Posted: Wed Aug 11, 2010 5:45 pm
by 1960sfitbafan
Jackie lives in Dollar - I heard he works in a local golf club.

First time I saw his son, Jackie Jnr. play for the Pars I had to pinch myself - he ran in the same elbows out style of his dad.

Posted: Fri Sep 03, 2010 11:18 am
by Gordon Baird
Sadly, Jackie passed away on holiday yesterday after suffering from cancer for some time. He was 67.
A Pars legend and a real gentleman.

Posted: Mon Sep 06, 2010 9:08 pm
by exile
Another ex-player sadly taking an early trip back to the dressing room. Footballers don't seem to be long lived on the whole - example, 2 of Hearts' terrible trio didn't even make it to 50. Can anyone think of a well-known ex-player who's still living in their 90s? So we'd be talking about someone who would have started their career in the early 1930s. This is not a quiz question I genuinely can't think of any long lived ex-players!

Posted: Mon Sep 06, 2010 9:38 pm
by MadMac
Outwith our normal "frame of reference", Sir Tom Finney is still around at 88.

Posted: Mon Sep 06, 2010 10:34 pm
by Scottish
Francisco Varallo, who played in the first World Cup Final in 1930 for Argentina, died last week, aged 100.

In Scotland Bob McPhail was the oldest surviving Scotland player for many years before passing away in 2000, just shy of his 95th birthday.

I'm not sure whether there is a tendency for players to die young or whether it is just that we are more likely to hear of it because they were well-known in their prime. Sadly, I know of several people who never reached fifty, or in some cases, died a lot younger than that. I'm sure we all do.

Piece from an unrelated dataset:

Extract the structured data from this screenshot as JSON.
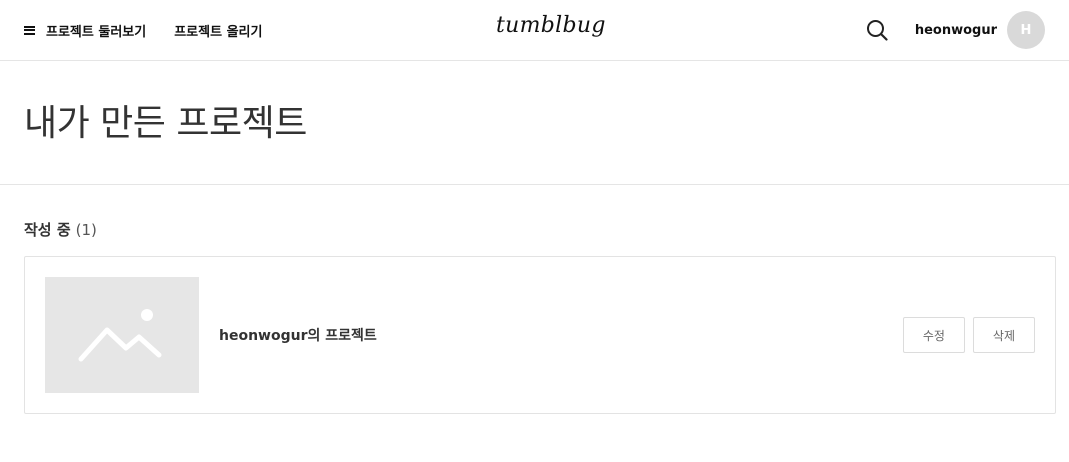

Posted: Wed Sep 08, 2010 12:55 pm
by exile
I've reached 51 and have so far (touch wood) only lost 1 person fairly close to me of my age or younger. 3 grandparents died in their 80s, 1 in their 50s. 2 parents/parents in laws passed on in their 60s, others going strong in their 70s.

Males currently have a 5% chance of shuffling off before 50, 10% before 60 and 22% before 70. For the "weaker sex", it's 3%, 7% and 15%.

More positively living to 90 is a 16% chance for men, 28% (!) for women.

But that's the theoretical figure for people born today. I'm not enough of a statistics wizard to work it out for people actually born in the 1920s and 30s But I suspect we'd expect to see maybe 1 in 10 of ex-footballers living into their 90s given that we're excluding anyone who was unlucky enough to fall foul of the numerous childhood diseases of the time such as polio and diphtheria, and anyone who had congentital conditions which meant they were never fit enough to play professional football at the highest level.

Posted: Wed Sep 08, 2010 2:13 pm
by Scottish
I'm three years older than you and have a 'good side' (paternal) where it is exceptional for them not to each eighty at least and a bad side (maternal) where getting a pension is an achievement but the people I was referring to were ex-school or workmates who died young.

As for players, many of them DID have congenital conditions but it wasn't known at the time. IIRC Alan Groves and Tommy Caton both fell into this category. David Rocastle is perhaps another.